  3. I like how the dynamic range is increased in those photos of the pool table. It’s impossible to tell whether the noise reduction is significant, considering the small size of the photo. It would make sense to include some crops, no? What is wrong with the color of the first photo? The clouds appear to have a green color cast.

  4. When reading this article i can appreciate this camera but the review is not realistic i am sports photographer dealing with sometimes harsh conditions and horrible light and reviewing a camera at only 100iso is not challenging the camera how would i know if this camera could be for me are there any other reviews?

  5. @Dierk

    Despite this being a mirrorless camera it is designed with a flange distance of a dslr. That is why it can only be used with their line of lenses for dslr cameras. This is why it can’t be used with the 19, 30, and 60mm f/2.8 lenses. Those are designed to be mounted to mirrorless cameras with much shorter flange distance than this sd quattro has.

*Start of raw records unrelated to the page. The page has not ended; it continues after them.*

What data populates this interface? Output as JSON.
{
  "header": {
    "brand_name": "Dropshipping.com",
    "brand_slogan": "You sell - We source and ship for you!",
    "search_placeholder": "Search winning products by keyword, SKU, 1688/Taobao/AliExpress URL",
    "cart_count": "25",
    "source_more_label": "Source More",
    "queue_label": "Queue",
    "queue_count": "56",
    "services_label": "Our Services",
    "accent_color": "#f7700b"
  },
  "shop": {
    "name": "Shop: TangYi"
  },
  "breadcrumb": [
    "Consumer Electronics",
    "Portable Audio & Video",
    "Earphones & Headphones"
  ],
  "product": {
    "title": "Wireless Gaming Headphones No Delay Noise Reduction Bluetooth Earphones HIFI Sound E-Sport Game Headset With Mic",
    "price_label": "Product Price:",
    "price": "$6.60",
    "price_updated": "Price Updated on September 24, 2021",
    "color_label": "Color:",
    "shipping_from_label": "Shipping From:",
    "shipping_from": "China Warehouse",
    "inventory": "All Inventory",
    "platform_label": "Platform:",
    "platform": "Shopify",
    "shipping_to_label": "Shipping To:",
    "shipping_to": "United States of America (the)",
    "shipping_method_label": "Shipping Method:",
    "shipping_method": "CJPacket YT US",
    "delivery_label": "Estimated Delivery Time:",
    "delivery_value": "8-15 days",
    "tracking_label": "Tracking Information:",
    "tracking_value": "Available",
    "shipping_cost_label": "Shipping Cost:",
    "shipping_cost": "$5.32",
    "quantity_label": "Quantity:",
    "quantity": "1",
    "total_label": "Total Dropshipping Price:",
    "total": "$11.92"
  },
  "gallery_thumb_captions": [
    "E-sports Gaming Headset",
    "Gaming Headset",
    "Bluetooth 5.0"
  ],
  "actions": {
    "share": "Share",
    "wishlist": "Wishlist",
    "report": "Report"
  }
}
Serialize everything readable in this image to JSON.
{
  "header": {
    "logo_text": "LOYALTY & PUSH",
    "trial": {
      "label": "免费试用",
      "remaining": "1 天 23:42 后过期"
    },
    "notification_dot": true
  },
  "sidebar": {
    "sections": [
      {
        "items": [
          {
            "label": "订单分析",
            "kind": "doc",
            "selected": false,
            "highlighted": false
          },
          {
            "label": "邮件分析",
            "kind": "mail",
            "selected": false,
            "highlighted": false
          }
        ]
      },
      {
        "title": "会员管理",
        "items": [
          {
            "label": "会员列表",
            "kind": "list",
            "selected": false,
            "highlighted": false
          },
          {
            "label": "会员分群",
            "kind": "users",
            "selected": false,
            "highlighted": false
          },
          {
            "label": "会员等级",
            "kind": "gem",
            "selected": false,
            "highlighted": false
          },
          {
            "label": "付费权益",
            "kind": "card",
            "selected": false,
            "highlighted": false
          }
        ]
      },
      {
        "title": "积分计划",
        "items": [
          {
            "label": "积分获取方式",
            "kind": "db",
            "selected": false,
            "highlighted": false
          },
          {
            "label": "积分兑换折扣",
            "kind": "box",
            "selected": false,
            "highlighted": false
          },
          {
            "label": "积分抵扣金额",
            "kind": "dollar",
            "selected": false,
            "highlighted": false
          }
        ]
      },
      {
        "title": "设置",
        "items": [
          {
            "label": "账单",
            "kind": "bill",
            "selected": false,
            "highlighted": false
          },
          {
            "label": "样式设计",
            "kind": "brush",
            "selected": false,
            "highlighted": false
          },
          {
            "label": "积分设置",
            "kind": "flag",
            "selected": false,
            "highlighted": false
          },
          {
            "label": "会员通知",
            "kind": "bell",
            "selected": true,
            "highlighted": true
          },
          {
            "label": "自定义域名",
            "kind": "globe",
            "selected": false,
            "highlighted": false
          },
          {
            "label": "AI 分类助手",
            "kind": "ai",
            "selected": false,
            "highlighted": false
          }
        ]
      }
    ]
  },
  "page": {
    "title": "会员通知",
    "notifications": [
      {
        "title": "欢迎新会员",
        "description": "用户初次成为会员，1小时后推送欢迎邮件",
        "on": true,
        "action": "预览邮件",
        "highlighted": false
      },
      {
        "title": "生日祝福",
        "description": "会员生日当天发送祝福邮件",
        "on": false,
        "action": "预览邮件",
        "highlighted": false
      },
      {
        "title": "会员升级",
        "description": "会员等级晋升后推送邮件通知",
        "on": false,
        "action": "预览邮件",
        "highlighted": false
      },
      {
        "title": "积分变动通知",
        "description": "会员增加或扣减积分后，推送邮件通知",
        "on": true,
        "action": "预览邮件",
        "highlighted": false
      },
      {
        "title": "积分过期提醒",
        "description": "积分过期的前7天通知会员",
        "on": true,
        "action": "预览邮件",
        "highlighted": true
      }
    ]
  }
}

  6. I owned both the DP1 and DP2 back in 2009. Seven years later I still find the color and sharpness of those images to be remarkable. The drawback, of course, was how ergonomically cumbersome the cameras were to work with. I say that as someone who has owned Nikon’s, Canon’s, Sony’s and many other brands, both 35mm and medium format. What I noticed was that with the Sigma I did a lot less tweaking of color to achieve the look I wanted. It looks as if Sigma has made major strides in designing this SD Quattro. I look forward to handling this new Sigma. And by the way, this IS NOT a camera for sports photography!